• _WORK INSTRUCTIONS_
This task calls for copying every line in the data below that contains the word "disabled".

• _Entries from a dataset of interfaces_
☆ ☆ ☆ ☆ ☆ ☆ ☆

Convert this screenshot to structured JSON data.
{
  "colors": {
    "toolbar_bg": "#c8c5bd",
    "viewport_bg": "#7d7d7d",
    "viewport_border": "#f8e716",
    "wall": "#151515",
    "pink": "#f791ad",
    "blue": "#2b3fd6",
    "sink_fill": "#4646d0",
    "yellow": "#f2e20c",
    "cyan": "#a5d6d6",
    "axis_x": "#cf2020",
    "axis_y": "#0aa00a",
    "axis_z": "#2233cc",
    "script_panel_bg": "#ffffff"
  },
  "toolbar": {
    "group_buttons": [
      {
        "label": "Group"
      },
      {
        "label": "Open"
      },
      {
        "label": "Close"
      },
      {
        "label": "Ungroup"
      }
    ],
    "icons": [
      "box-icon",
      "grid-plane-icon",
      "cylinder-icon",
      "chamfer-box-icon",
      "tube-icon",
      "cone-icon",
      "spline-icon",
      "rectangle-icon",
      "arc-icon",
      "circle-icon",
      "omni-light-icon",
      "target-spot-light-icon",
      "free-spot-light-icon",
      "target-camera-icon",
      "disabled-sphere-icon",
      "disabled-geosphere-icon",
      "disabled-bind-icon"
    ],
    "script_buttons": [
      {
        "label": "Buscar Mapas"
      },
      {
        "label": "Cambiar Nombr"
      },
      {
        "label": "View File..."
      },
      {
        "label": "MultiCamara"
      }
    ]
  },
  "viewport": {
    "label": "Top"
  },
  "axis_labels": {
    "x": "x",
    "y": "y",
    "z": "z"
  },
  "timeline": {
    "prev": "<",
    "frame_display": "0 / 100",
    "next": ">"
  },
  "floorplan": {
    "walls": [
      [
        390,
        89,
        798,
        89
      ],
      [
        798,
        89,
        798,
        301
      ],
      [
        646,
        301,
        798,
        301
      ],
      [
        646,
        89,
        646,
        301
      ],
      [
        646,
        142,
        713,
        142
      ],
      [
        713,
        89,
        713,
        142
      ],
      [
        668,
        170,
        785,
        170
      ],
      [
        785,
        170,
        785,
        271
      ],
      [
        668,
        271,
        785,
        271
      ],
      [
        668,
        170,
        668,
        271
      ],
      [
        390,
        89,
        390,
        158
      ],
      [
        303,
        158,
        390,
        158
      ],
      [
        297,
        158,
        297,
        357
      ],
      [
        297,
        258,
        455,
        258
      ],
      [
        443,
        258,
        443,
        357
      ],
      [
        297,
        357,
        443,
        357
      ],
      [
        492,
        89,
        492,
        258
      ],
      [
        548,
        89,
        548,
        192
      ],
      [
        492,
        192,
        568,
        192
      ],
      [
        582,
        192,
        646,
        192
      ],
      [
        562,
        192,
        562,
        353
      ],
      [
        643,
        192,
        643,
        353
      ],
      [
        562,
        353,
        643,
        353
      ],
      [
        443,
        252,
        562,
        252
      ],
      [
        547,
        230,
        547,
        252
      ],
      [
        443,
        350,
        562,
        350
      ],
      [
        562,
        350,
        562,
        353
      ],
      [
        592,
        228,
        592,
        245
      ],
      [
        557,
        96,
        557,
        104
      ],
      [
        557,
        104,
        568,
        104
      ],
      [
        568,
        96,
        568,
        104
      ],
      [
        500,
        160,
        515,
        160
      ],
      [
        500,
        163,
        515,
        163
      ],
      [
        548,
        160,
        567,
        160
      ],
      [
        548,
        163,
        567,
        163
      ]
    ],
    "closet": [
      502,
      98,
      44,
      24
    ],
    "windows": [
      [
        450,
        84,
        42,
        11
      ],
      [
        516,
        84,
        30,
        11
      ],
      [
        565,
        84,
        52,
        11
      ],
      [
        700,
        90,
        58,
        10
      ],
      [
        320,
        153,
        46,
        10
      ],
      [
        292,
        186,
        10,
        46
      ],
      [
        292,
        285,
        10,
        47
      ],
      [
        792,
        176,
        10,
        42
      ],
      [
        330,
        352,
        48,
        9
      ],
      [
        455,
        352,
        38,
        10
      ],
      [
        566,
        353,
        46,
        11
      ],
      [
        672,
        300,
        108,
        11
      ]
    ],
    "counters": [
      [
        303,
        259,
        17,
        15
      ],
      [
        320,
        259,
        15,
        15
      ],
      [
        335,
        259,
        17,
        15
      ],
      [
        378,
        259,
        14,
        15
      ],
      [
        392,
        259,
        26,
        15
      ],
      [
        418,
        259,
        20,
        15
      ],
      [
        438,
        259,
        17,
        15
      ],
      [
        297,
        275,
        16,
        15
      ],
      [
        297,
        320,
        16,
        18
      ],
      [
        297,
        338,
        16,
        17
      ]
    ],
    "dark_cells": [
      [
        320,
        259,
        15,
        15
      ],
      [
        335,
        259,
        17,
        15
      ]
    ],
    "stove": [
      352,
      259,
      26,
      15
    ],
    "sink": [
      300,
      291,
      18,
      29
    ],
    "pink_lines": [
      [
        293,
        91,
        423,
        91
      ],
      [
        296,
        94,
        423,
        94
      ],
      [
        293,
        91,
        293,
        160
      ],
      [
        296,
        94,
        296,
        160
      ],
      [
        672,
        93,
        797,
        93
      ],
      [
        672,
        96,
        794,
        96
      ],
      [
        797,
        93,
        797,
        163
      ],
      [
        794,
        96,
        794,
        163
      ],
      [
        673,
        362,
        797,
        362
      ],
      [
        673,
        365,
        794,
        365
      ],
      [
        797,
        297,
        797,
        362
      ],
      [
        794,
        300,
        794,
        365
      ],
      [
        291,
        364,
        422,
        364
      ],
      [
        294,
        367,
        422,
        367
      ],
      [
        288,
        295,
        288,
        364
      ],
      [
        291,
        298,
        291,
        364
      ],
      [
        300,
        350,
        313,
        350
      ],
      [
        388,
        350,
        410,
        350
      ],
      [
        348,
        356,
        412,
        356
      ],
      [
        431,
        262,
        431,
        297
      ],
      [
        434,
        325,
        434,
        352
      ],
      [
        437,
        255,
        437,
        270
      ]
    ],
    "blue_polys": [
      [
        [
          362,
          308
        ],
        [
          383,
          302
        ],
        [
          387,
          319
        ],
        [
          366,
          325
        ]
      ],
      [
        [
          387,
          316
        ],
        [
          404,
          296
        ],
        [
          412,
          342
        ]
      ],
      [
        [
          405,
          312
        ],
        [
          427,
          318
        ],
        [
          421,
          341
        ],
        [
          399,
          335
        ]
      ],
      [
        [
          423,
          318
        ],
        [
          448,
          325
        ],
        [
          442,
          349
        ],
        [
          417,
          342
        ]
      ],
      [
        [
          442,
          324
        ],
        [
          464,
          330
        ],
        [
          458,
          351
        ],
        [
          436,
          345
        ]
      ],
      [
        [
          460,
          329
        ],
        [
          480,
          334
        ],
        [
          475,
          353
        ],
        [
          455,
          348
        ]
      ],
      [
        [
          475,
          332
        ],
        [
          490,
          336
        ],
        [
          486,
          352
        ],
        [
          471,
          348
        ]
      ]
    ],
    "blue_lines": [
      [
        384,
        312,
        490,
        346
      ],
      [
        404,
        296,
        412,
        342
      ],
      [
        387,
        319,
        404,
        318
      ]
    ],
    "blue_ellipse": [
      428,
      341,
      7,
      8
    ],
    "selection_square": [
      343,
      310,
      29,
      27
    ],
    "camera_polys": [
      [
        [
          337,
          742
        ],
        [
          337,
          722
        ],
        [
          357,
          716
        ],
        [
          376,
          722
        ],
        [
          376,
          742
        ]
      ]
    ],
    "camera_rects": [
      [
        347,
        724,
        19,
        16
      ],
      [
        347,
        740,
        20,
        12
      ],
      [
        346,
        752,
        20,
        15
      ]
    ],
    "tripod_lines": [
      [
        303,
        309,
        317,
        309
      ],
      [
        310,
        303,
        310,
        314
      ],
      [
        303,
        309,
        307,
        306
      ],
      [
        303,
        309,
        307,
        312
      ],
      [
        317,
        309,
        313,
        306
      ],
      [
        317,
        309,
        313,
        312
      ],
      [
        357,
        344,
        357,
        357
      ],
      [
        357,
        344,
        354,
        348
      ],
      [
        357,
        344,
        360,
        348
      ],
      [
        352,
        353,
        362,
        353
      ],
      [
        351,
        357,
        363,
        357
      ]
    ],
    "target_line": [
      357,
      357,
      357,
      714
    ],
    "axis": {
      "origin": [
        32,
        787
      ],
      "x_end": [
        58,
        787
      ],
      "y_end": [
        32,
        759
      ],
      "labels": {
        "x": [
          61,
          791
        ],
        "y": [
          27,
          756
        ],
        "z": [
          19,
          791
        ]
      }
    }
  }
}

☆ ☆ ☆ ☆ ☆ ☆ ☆

• _ANSWER BOX_
      "disabled-sphere-icon",
      "disabled-geosphere-icon",
      "disabled-bind-icon"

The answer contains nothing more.